• _What is expected_:
Retype all entries exactly as they stand, excluding pictures.
┄┄┄┄┄┄┄┄┄┄
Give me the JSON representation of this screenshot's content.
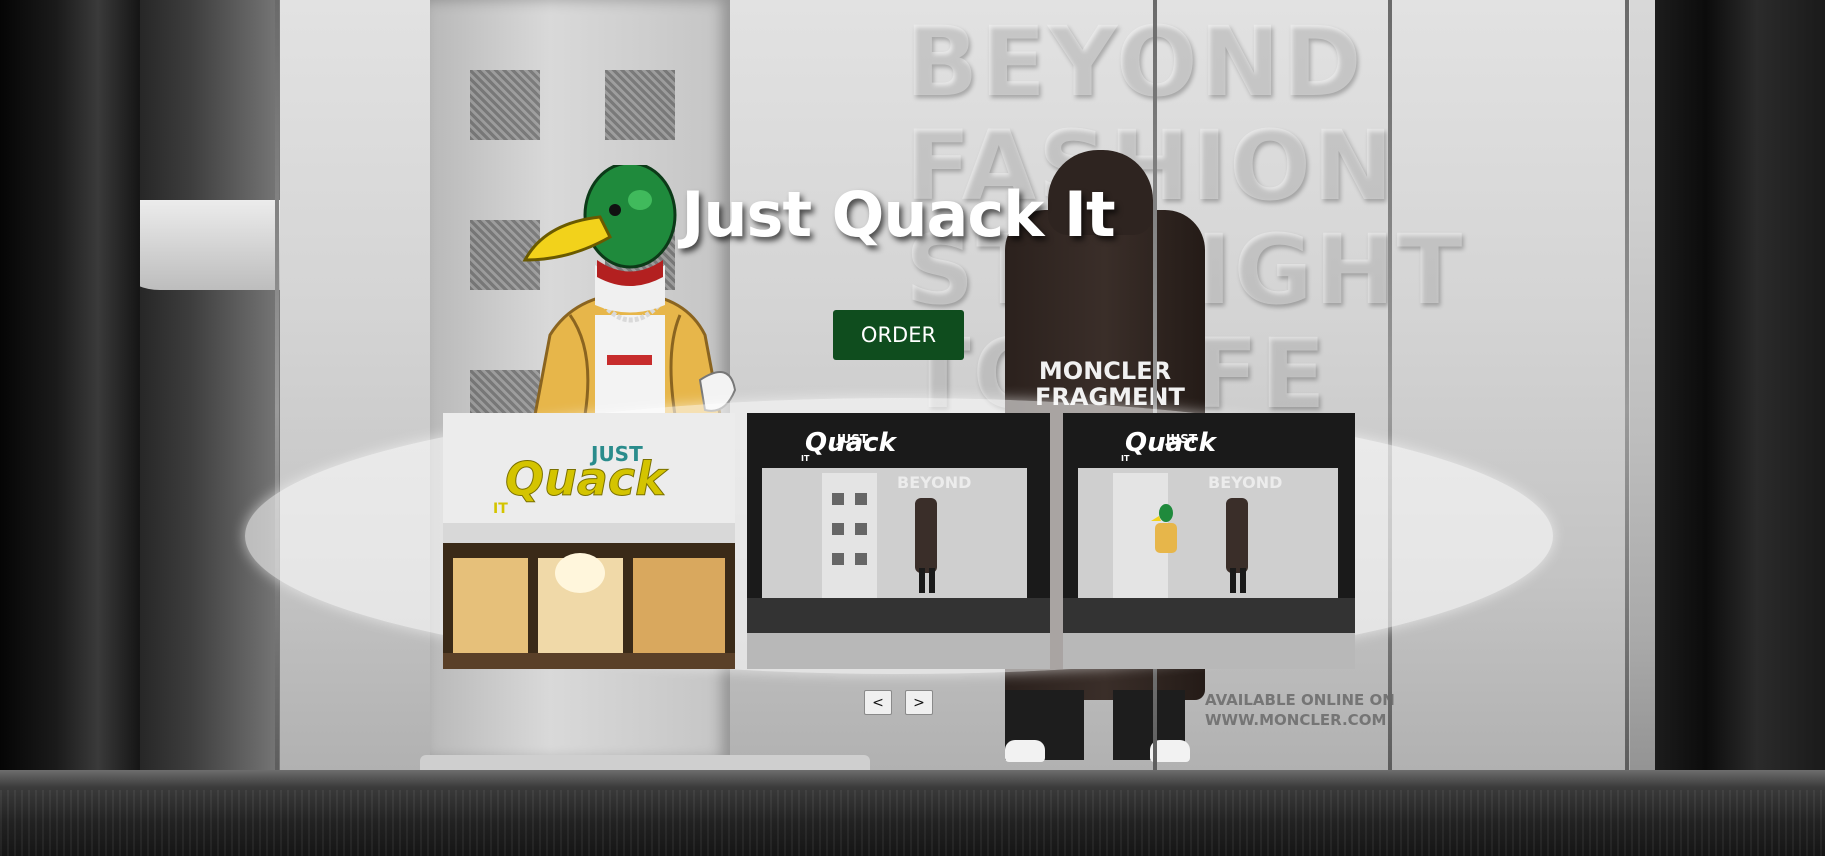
{
  "hero": {
    "title": "Just Quack It"
  },
  "order_button": {
    "label": "ORDER"
  },
  "carousel": {
    "prev_label": "<",
    "next_label": ">",
    "slides": [
      {
        "logo_small": "JUST",
        "logo_main": "Quack",
        "logo_it": "IT"
      },
      {
        "logo_small": "JUST",
        "logo_main": "Quack",
        "logo_it": "IT"
      },
      {
        "logo_small": "JUST",
        "logo_main": "Quack",
        "logo_it": "IT"
      }
    ]
  },
  "background": {
    "wall_text": "BEYOND\nFASHION\nSTRAIGHT\nTO LIFE",
    "jacket_print": "MONCLER\nFRAGMENT",
    "window_notice": "AVAILABLE ONLINE ON\nWWW.MONCLER.COM"
  },
  "colors": {
    "order_button_bg": "#0f4d1e",
    "title_text": "#ffffff",
    "logo_yellow": "#d4c400",
    "logo_teal": "#2a8c8c"
  }
}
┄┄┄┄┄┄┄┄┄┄
• _Output_:
Give me the JSON representation of this screenshot's content.
{
  "hero": {
    "title": "Just Quack It"
  },
  "order_button": {
    "label": "ORDER"
  },
  "carousel": {
    "prev_label": "<",
    "next_label": ">",
    "slides": [
      {
        "logo_small": "JUST",
        "logo_main": "Quack",
        "logo_it": "IT"
      },
      {
        "logo_small": "JUST",
        "logo_main": "Quack",
        "logo_it": "IT"
      },
      {
        "logo_small": "JUST",
        "logo_main": "Quack",
        "logo_it": "IT"
      }
    ]
  },
  "background": {
    "wall_text": "BEYOND\nFASHION\nSTRAIGHT\nTO LIFE",
    "jacket_print": "MONCLER\nFRAGMENT",
    "window_notice": "AVAILABLE ONLINE ON\nWWW.MONCLER.COM"
  },
  "colors": {
    "order_button_bg": "#0f4d1e",
    "title_text": "#ffffff",
    "logo_yellow": "#d4c400",
    "logo_teal": "#2a8c8c"
  }
}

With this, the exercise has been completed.